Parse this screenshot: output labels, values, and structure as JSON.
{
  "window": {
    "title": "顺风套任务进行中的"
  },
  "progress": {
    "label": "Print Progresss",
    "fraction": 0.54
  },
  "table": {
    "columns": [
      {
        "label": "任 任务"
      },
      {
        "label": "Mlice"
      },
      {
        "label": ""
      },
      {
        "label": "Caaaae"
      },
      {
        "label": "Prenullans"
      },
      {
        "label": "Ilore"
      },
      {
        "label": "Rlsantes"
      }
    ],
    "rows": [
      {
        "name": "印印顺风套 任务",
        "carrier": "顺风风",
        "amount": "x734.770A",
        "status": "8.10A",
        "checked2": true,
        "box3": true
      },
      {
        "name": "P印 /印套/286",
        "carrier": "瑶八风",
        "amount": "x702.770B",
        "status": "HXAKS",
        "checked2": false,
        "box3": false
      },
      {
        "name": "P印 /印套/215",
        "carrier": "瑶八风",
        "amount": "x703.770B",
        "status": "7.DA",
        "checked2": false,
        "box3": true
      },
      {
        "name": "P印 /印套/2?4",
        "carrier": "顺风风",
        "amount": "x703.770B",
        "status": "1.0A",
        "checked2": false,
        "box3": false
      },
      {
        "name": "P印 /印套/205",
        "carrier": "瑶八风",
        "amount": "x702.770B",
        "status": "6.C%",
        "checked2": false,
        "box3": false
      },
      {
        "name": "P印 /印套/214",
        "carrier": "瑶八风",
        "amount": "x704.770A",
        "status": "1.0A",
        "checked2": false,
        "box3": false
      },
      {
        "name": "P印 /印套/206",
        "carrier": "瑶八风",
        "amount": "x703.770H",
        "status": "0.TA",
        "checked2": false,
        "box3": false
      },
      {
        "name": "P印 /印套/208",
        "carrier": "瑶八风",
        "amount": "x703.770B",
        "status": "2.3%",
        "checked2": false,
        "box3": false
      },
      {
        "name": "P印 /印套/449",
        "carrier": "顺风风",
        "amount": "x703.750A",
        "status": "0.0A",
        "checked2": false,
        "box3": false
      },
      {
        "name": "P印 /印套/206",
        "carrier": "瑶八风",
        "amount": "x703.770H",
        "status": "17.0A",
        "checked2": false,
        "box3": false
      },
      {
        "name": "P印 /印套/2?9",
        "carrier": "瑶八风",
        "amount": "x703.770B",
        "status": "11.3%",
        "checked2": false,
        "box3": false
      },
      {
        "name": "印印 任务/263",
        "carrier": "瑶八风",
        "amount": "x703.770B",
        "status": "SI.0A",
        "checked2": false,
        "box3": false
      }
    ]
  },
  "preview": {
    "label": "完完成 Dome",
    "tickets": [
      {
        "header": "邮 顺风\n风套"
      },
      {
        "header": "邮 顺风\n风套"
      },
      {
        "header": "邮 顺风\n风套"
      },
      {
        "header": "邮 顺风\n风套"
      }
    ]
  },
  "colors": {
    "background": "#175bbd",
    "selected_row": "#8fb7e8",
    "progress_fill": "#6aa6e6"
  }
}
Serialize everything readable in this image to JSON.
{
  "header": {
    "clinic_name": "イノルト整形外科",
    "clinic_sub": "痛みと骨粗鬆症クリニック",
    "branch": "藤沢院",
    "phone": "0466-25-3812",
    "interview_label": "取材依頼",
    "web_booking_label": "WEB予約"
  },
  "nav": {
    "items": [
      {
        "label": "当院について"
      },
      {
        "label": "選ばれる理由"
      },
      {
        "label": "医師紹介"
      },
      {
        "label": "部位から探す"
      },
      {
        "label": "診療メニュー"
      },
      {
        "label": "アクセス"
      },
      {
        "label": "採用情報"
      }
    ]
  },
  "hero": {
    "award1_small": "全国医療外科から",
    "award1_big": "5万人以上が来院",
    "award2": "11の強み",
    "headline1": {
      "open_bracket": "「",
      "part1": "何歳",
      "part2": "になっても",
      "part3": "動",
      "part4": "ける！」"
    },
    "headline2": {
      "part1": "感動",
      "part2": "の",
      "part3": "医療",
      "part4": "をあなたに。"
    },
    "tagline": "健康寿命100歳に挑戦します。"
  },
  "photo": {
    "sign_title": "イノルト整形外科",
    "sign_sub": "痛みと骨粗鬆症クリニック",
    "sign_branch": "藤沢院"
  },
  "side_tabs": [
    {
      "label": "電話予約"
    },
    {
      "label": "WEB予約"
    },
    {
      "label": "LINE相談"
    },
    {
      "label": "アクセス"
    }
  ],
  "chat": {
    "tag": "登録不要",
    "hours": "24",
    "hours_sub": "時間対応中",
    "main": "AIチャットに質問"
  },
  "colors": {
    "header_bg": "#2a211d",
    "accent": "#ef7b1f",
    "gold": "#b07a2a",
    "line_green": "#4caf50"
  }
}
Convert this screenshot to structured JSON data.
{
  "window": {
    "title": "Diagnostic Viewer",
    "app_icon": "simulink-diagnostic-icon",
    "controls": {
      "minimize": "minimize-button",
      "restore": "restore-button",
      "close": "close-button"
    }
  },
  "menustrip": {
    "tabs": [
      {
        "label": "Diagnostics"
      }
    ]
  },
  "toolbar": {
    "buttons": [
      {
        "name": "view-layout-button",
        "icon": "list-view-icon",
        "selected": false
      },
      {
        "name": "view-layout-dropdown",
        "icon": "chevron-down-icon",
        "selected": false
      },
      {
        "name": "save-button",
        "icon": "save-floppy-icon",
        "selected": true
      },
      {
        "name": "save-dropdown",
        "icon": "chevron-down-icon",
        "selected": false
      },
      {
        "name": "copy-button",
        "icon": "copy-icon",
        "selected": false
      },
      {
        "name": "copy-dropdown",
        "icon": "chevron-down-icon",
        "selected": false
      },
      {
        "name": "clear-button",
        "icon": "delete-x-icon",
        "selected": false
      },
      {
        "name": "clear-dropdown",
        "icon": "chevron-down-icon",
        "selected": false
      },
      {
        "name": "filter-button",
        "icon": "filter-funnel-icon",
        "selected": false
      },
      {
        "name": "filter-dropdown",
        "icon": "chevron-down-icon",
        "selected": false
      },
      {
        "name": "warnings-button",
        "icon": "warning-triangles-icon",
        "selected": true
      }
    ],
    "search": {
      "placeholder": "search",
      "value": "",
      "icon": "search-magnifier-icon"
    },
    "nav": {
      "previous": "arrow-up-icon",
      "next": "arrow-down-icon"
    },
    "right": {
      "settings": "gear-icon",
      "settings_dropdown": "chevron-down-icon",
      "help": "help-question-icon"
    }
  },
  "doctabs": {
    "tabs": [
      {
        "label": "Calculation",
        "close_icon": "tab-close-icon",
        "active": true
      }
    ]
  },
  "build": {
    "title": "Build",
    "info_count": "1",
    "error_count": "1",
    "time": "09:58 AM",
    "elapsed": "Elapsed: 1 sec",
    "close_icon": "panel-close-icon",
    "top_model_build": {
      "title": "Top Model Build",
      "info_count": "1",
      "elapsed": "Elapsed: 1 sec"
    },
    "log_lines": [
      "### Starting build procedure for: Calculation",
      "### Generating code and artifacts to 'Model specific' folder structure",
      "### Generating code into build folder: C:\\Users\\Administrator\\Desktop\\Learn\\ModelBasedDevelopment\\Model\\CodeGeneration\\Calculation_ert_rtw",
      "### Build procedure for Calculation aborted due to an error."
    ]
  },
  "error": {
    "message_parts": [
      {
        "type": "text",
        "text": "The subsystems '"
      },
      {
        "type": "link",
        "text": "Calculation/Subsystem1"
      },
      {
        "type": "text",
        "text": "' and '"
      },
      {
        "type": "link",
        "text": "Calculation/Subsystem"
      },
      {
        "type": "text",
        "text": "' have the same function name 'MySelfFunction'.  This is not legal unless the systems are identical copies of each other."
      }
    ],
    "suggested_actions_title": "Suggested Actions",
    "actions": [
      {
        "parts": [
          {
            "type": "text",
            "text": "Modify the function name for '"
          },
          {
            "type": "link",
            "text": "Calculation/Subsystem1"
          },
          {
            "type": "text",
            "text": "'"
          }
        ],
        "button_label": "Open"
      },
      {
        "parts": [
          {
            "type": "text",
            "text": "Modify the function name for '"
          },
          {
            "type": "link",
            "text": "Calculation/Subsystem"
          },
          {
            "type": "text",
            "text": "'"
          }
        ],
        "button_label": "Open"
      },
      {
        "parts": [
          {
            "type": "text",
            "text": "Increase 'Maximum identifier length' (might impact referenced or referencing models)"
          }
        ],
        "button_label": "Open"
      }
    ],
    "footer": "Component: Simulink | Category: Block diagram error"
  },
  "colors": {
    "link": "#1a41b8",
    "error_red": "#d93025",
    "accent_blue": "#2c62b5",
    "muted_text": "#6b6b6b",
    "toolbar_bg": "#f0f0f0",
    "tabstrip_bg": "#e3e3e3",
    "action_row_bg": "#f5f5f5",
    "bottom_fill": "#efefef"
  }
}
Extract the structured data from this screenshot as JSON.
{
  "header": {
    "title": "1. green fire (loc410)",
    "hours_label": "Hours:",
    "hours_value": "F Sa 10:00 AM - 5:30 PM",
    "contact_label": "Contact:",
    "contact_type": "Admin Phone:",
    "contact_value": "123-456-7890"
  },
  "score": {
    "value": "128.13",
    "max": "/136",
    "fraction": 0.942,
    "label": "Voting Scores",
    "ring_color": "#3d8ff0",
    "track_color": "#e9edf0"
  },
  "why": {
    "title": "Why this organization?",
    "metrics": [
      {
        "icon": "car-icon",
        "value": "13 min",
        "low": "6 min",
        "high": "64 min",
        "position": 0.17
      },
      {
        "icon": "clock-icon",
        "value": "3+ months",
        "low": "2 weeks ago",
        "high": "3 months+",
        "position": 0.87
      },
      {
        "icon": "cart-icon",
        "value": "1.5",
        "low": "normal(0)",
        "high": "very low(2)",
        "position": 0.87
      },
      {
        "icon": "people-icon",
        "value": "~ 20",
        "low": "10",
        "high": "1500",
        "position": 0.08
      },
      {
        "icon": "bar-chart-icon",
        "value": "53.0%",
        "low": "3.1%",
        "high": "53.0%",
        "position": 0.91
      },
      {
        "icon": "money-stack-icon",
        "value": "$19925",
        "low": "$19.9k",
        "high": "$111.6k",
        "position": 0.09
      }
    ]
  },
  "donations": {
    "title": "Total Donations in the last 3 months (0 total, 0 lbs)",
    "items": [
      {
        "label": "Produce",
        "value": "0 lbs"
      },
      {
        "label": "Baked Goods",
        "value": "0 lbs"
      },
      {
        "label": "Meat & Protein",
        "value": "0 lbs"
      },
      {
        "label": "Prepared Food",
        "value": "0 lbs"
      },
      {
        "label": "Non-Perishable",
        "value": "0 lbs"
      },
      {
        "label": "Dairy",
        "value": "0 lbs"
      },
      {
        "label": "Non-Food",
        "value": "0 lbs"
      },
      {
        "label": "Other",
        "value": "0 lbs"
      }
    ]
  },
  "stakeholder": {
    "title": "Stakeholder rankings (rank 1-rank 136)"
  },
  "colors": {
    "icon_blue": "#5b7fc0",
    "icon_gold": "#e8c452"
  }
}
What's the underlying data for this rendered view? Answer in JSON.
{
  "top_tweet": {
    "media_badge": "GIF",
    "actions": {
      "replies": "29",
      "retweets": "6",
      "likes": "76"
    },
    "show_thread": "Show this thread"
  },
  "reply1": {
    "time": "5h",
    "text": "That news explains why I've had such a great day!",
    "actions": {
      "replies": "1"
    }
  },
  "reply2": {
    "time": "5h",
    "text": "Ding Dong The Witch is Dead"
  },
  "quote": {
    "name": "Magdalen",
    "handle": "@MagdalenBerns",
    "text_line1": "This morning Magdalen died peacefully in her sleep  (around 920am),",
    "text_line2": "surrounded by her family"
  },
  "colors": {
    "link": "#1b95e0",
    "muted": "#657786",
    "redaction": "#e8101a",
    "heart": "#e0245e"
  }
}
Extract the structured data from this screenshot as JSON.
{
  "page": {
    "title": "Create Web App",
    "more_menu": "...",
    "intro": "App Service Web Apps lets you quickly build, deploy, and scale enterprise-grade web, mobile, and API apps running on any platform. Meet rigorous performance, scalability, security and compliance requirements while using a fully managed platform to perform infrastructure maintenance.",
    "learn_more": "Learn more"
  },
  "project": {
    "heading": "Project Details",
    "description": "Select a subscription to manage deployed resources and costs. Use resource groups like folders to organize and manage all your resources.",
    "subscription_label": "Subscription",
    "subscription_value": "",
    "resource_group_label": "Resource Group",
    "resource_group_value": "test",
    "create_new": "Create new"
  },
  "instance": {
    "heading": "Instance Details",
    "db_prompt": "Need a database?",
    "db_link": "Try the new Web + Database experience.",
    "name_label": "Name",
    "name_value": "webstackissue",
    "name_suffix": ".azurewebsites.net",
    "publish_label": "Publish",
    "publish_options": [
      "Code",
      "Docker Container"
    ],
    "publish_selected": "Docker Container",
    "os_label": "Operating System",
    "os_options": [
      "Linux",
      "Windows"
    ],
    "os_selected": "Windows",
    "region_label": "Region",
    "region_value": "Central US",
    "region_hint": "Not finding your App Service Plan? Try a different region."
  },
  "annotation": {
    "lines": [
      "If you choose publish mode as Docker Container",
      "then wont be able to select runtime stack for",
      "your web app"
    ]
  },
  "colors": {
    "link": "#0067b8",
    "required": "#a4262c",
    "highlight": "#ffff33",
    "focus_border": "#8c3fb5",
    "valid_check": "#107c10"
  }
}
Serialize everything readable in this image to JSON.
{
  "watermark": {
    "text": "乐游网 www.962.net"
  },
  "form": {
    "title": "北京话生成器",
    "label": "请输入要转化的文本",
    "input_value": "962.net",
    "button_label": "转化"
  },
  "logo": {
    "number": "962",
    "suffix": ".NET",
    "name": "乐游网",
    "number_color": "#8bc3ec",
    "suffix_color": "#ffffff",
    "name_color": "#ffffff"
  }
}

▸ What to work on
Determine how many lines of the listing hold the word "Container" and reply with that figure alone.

▸ Solution for this exercise
3